Title of Paper: Raman Airborne Spectroscopic Lidar

Principal Author: Dr. David Whiteman

Abstract: Improved understanding of the dynamic and radiative properties of atmospheric water in all of its phases and of atmospheric aerosols and their influence on cloud properties are high priorities of the Earth Science Enterprise (ESE). The Raman Airborne Spectroscopic Lidar (RASL) is designed to address these and other high priority Earth Science Enterprise measurement requirements in a broader fashion than any other airborne lidar.

RASL is being developed as a part of the first Instrument Incubator Program to be compatible with such aircraft as the NASA DC-8 and P-3. It will be laboratory validated by March, 2002 to measure water vapor mixing ratio, aerosol scattering ratio, aerosol extinction, aerosol depolarization, cirrus cloud optical depth and cloud liquid water. A recently developed retrieval algorithm has demonstrated that these measurements can be used to also derive liquid cloud droplet radius and droplet number density. This combined set of measurements represents a revolution in airborne remote sensing of the atmosphere enabling studies of such important topics as the indirect aerosol effect to be studied.
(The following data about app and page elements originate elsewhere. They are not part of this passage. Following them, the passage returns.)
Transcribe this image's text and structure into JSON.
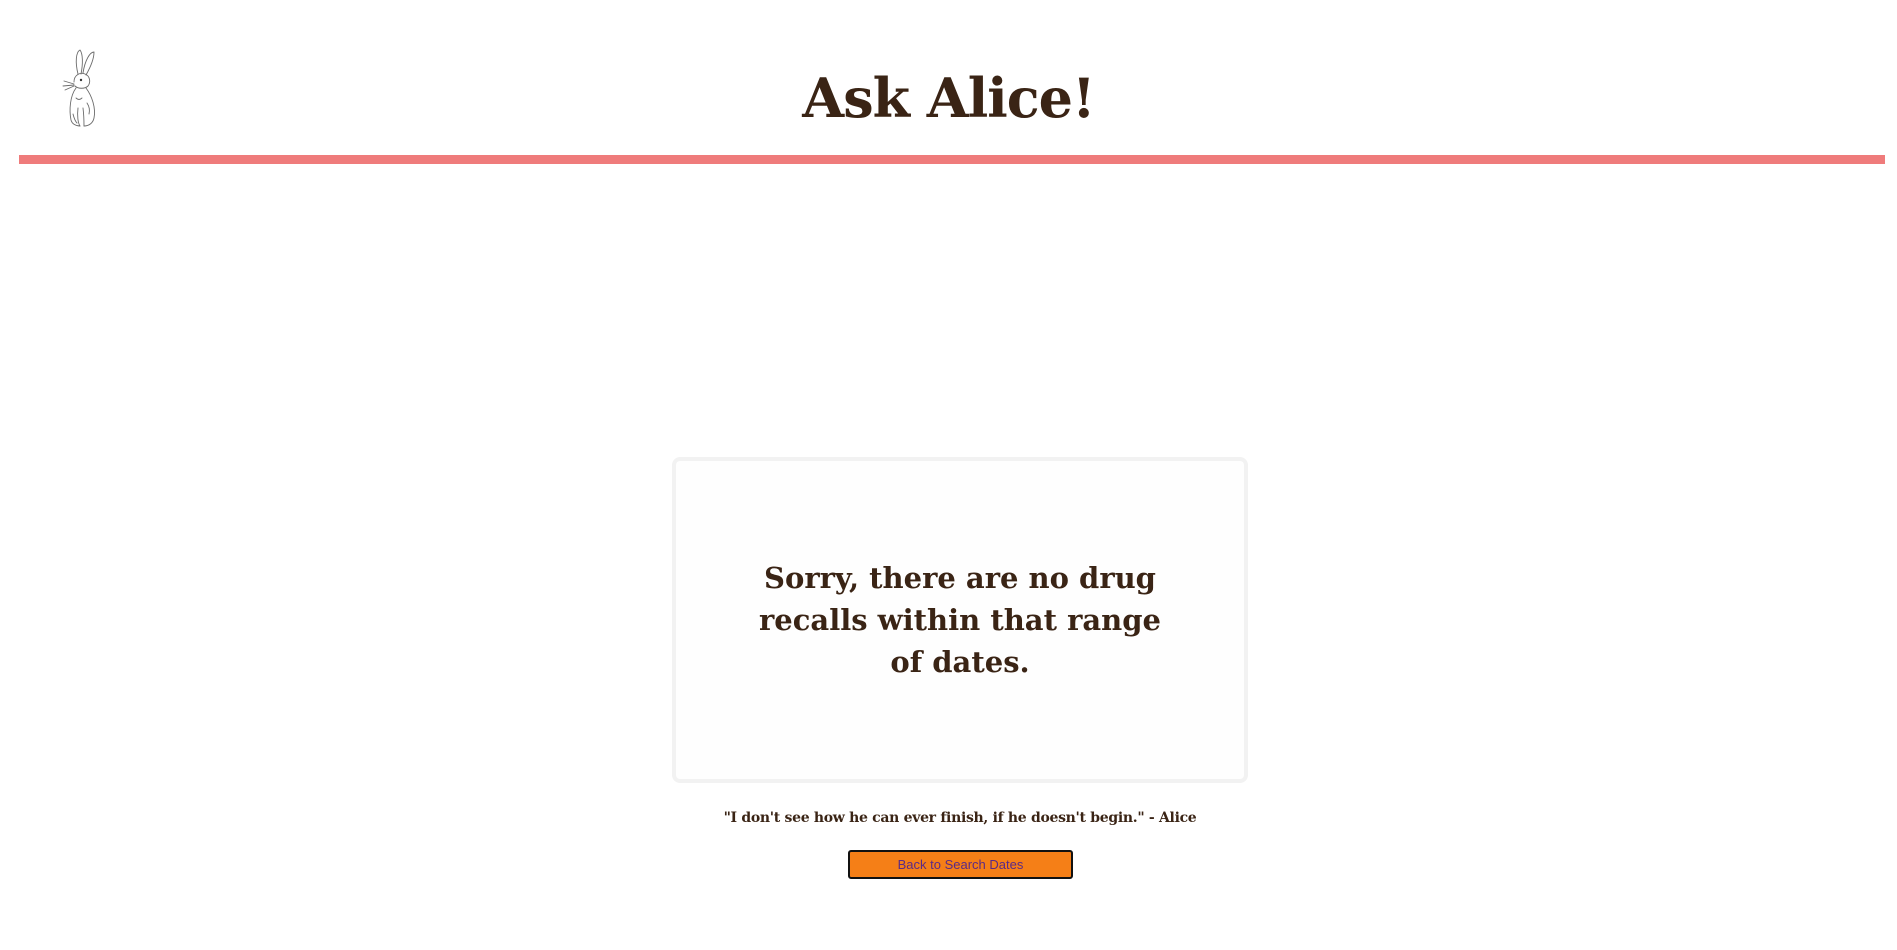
{
  "header": {
    "title": "Ask Alice!",
    "logo_icon": "rabbit-icon",
    "rule_color": "#ef7b7b"
  },
  "main": {
    "message": "Sorry, there are no drug recalls within that range of dates.",
    "quote": "\"I don't see how he can ever finish, if he doesn't begin.\" - Alice",
    "back_button_label": "Back to Search Dates"
  },
  "colors": {
    "text": "#3a2415",
    "button_bg": "#f57f17",
    "button_text": "#5b2a86"
  }
}
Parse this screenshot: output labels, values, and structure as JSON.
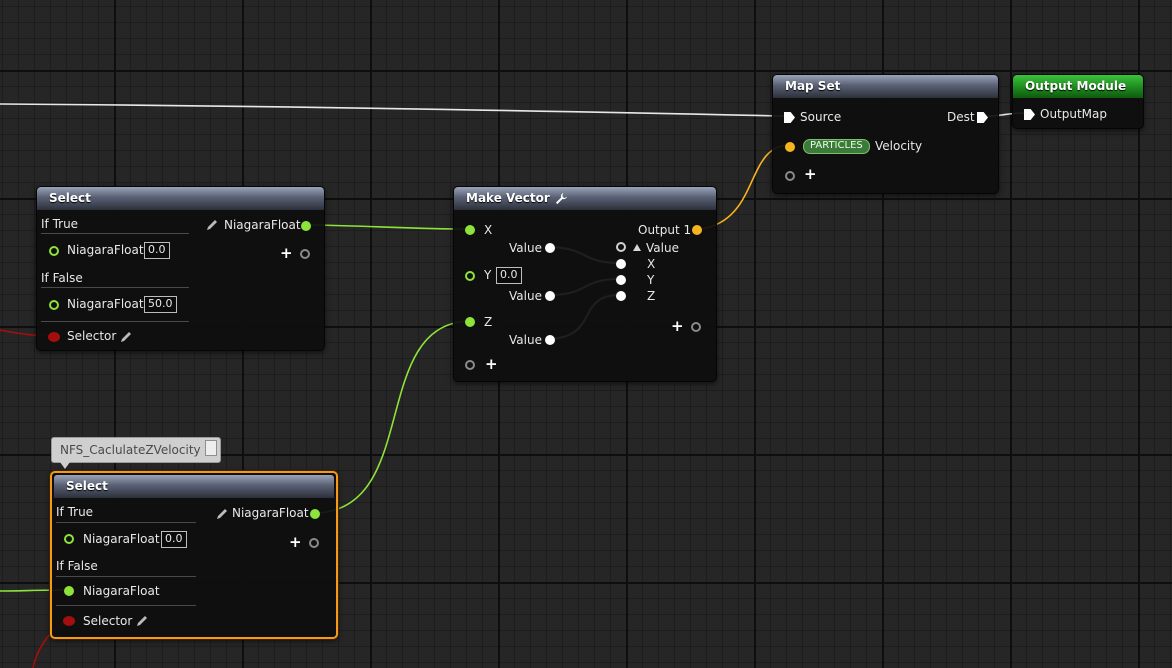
{
  "nodes": {
    "map_set": {
      "title": "Map Set",
      "source_label": "Source",
      "dest_label": "Dest",
      "namespace_badge": "PARTICLES",
      "velocity_label": "Velocity"
    },
    "output_module": {
      "title": "Output Module",
      "output_map_label": "OutputMap"
    },
    "select_top": {
      "title": "Select",
      "if_true_label": "If True",
      "if_true_type": "NiagaraFloat",
      "if_true_value": "0.0",
      "if_false_label": "If False",
      "if_false_type": "NiagaraFloat",
      "if_false_value": "50.0",
      "selector_label": "Selector",
      "output_type": "NiagaraFloat"
    },
    "make_vector": {
      "title": "Make Vector",
      "x_label": "X",
      "y_label": "Y",
      "y_value": "0.0",
      "z_label": "Z",
      "value_label": "Value",
      "output_label": "Output 1",
      "out_value_label": "Value",
      "out_x": "X",
      "out_y": "Y",
      "out_z": "Z"
    },
    "select_bottom": {
      "title": "Select",
      "comment": "NFS_CaclulateZVelocity",
      "if_true_label": "If True",
      "if_true_type": "NiagaraFloat",
      "if_true_value": "0.0",
      "if_false_label": "If False",
      "if_false_type": "NiagaraFloat",
      "selector_label": "Selector",
      "output_type": "NiagaraFloat"
    }
  },
  "colors": {
    "float_pin": "#8ee33a",
    "vector_pin": "#f6b41e",
    "bool_pin": "#a30f0f",
    "selected_outline": "#f49a18",
    "output_header": "#1d8a1d"
  },
  "icons": [
    "exec-pin-icon",
    "pencil-icon",
    "wrench-icon",
    "add-pin-icon",
    "collapse-triangle-icon",
    "comment-icon"
  ]
}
We have proposed to the second IIP to advance necessary technologies for airborne Raman lidar. We propose fundamental research and development in the technology of UV interference filters which are needed for RASL measurements. We also propose the development of the necessary flight-hardened technologies that will permit the first test flight of RASL. These technologies include automated bore-site alignment and laser thermal stabilization sub-systems. The successful flight test of RASL will bring to an airborne platform the broad range of Raman lidar measurement capability, during both the daytime and nighttime, that has formerly been limited to ground-based systems thus permitting a wide range of ESE science questions to be addressed.